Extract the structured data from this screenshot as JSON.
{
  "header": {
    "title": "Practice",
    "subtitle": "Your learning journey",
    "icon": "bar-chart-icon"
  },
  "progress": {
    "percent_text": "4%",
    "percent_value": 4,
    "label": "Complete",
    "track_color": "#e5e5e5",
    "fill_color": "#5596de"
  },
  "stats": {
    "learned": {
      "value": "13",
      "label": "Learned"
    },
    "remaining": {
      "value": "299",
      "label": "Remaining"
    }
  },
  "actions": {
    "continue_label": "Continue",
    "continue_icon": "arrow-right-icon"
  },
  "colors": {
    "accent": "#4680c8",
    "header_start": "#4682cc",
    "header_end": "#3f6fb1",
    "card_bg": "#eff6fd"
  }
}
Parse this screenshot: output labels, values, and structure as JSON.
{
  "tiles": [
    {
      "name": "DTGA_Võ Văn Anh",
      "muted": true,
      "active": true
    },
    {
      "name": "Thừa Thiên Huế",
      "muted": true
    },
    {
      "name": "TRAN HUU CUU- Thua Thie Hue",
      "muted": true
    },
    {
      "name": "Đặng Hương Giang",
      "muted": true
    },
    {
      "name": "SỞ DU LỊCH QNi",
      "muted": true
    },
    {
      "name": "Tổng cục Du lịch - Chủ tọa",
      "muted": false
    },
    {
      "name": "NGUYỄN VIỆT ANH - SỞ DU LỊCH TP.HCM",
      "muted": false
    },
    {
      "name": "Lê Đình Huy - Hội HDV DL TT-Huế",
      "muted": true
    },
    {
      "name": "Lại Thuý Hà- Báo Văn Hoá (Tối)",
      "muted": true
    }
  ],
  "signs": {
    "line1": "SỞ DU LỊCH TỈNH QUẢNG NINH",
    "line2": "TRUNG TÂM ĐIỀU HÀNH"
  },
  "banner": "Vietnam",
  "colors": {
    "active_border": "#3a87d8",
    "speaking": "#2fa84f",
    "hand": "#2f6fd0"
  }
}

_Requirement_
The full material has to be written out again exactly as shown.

_Response to this exercise_
Extract the structured data from this screenshot as JSON.
{
  "header": {
    "title": "Practice",
    "subtitle": "Your learning journey",
    "icon": "bar-chart-icon"
  },
  "progress": {
    "percent_text": "4%",
    "percent_value": 4,
    "label": "Complete",
    "track_color": "#e5e5e5",
    "fill_color": "#5596de"
  },
  "stats": {
    "learned": {
      "value": "13",
      "label": "Learned"
    },
    "remaining": {
      "value": "299",
      "label": "Remaining"
    }
  },
  "actions": {
    "continue_label": "Continue",
    "continue_icon": "arrow-right-icon"
  },
  "colors": {
    "accent": "#4680c8",
    "header_start": "#4682cc",
    "header_end": "#3f6fb1",
    "card_bg": "#eff6fd"
  }
}
Parse this screenshot: output labels, values, and structure as JSON.
{
  "tiles": [
    {
      "name": "DTGA_Võ Văn Anh",
      "muted": true,
      "active": true
    },
    {
      "name": "Thừa Thiên Huế",
      "muted": true
    },
    {
      "name": "TRAN HUU CUU- Thua Thie Hue",
      "muted": true
    },
    {
      "name": "Đặng Hương Giang",
      "muted": true
    },
    {
      "name": "SỞ DU LỊCH QNi",
      "muted": true
    },
    {
      "name": "Tổng cục Du lịch - Chủ tọa",
      "muted": false
    },
    {
      "name": "NGUYỄN VIỆT ANH - SỞ DU LỊCH TP.HCM",
      "muted": false
    },
    {
      "name": "Lê Đình Huy - Hội HDV DL TT-Huế",
      "muted": true
    },
    {
      "name": "Lại Thuý Hà- Báo Văn Hoá (Tối)",
      "muted": true
    }
  ],
  "signs": {
    "line1": "SỞ DU LỊCH TỈNH QUẢNG NINH",
    "line2": "TRUNG TÂM ĐIỀU HÀNH"
  },
  "banner": "Vietnam",
  "colors": {
    "active_border": "#3a87d8",
    "speaking": "#2fa84f",
    "hand": "#2f6fd0"
  }
}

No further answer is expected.